No bias by omission to see here. But Kliff does cover some local stories. During Davis’ “heroic” filibuster, Kliff published numerous tweets about it including this one.
Clear Eyes, Full Heart, Can’t Stop Talking.
— Sarah Kliff (@sarahkliff) June 26, 2013
So how is Davis and her filibuster on Kliff’s beat, but Gosnell is not?
Right, I know — I’m a man, therefore my opinion on this issue is invalid.
So let’s hear from another woman.
Abby Johnson was director at a Planned Parenthood clinic in Bryan/College Station, Texas. So appalled by the lax and often dishonest practices that she witnessed over her eight years there, she quit the company and has spoken out against it. According to Johnson, Planned Parenthood allows and even encourages staff with no medical training to assist in performing abortions. If your dentist did that, her license would be revoked. Planned Parenthood pressures staff to increase the number of abortions performed to improve the company’s cash flow, despite its public statements that it wants to decrease the number of abortions. Johnson quit in 2009 and publicly criticized the politically powerful Planned Parenthood.
Planned Parenthood’s response: threaten Johnson to shut her up.
On June 13, Johnson testified at the Texas legislature in favor of Senate Bill 5, arguing that it would improve standards at Texas abortion clinics and make women safer. It would bring abortion clinic standards in line with other medical clinics in Texas. Johnson stood up and spoke out against abuse and dishonesty, and went up against the politically powerful.

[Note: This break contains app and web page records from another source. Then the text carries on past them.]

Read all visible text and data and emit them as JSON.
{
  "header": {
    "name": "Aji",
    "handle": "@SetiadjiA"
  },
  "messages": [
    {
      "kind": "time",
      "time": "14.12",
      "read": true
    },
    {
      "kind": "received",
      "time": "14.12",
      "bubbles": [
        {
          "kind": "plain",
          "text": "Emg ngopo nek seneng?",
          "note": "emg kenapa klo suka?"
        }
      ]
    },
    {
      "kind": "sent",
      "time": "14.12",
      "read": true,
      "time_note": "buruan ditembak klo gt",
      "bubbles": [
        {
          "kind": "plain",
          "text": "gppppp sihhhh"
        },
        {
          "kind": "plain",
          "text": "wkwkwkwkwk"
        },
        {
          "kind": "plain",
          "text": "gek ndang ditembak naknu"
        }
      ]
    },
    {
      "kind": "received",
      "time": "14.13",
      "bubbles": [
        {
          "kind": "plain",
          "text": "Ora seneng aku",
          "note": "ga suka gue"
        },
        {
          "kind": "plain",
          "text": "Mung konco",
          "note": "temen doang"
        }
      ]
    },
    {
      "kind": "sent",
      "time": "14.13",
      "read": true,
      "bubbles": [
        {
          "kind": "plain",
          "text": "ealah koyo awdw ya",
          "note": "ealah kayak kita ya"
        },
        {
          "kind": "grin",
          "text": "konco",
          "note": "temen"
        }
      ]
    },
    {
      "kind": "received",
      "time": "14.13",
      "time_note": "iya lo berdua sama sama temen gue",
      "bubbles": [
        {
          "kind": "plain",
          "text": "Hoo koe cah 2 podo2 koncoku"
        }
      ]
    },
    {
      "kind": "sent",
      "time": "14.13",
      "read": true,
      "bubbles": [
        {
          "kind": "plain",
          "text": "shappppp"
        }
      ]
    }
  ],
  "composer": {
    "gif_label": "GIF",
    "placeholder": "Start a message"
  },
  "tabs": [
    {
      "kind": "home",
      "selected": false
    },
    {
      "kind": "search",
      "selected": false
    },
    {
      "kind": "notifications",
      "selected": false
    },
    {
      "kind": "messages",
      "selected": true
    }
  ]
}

Why isn’t Abby Johnson a hero?
In my book, though I’m a man and therefore my opinion is invalid, she is. Johnson could have taken the easy road by sticking with her job at Planned Parenthood and keeping quiet. Sarah Kliff would evidently have approved. But Johnson made the difficult choice to speak out against Planned Parenthood’s treatment of women, and to speak up for the unborn, about half of whom would be the women of the future were they given the chance to live.
What Wendy Davis and her supporters did Tuesday night was not only not heroic, it was dangerous. Setting the particular legislation aside, the legislative process is there to protect us all from each other. It channels our energies, our anger both righteous and not, into a peaceful process by which we make choices and govern ourselves. No one always gets everything they want, but in theory at least, everyone has a fair shot to be heard. The system isn’t perfect but it has served us pretty well for quite a while now. Disrupting that process rips the social contract. It mocks the rule of law. It may unleash lawlessness that can get out of control. No one, least of all the president of the United States, should encourage such action or call it “something special.”
Obama and Davis and their supporters are aborting the very system by which voters have entrusted them with power. Unchecked, the consequences of disrupting that process can be dire.
Not only are Davis and her supporters not heroic, they are rank hypocrites. Those who support late-term abortion and Planned Parenthood on this bill are usually among the first to criticize big corporations and to call for more government regulation of them. Yet when it comes to Planned Parenthood, a nationwide billion-dollar corporation, the only acceptable regulation is practically no regulation. Under current regulations and in the absence of Senate Bill 5, Planned Parenthood is allowed to do things that would get dentists thrown out of medicine. Corporations are evil, except for the largest abortion-providing corporation in America, a corporation that has been exposed time and again by the courageous Lila Rose (a woman, by the way) as abusive, dishonest, and lawless. Among the things that Planned Parenthood systematically lies about are breast cancer screenings and abortion revenue. Planned Parenthood claims that without its clinics, many women would not have access to breast cancer screenings. Problem: Planned Parenthood does not offer breast cancer screenings. Planned Parenthood routinely tells Americans that only about 3% of its revenue comes from abortions. The real figure is above 30% and may be as high as 51%.
Why? Why is it “heroic” to champion them?
Why are the powerful Wendy Davis and the powerful Planned Parenthood heroes, but women who stand up to them are not?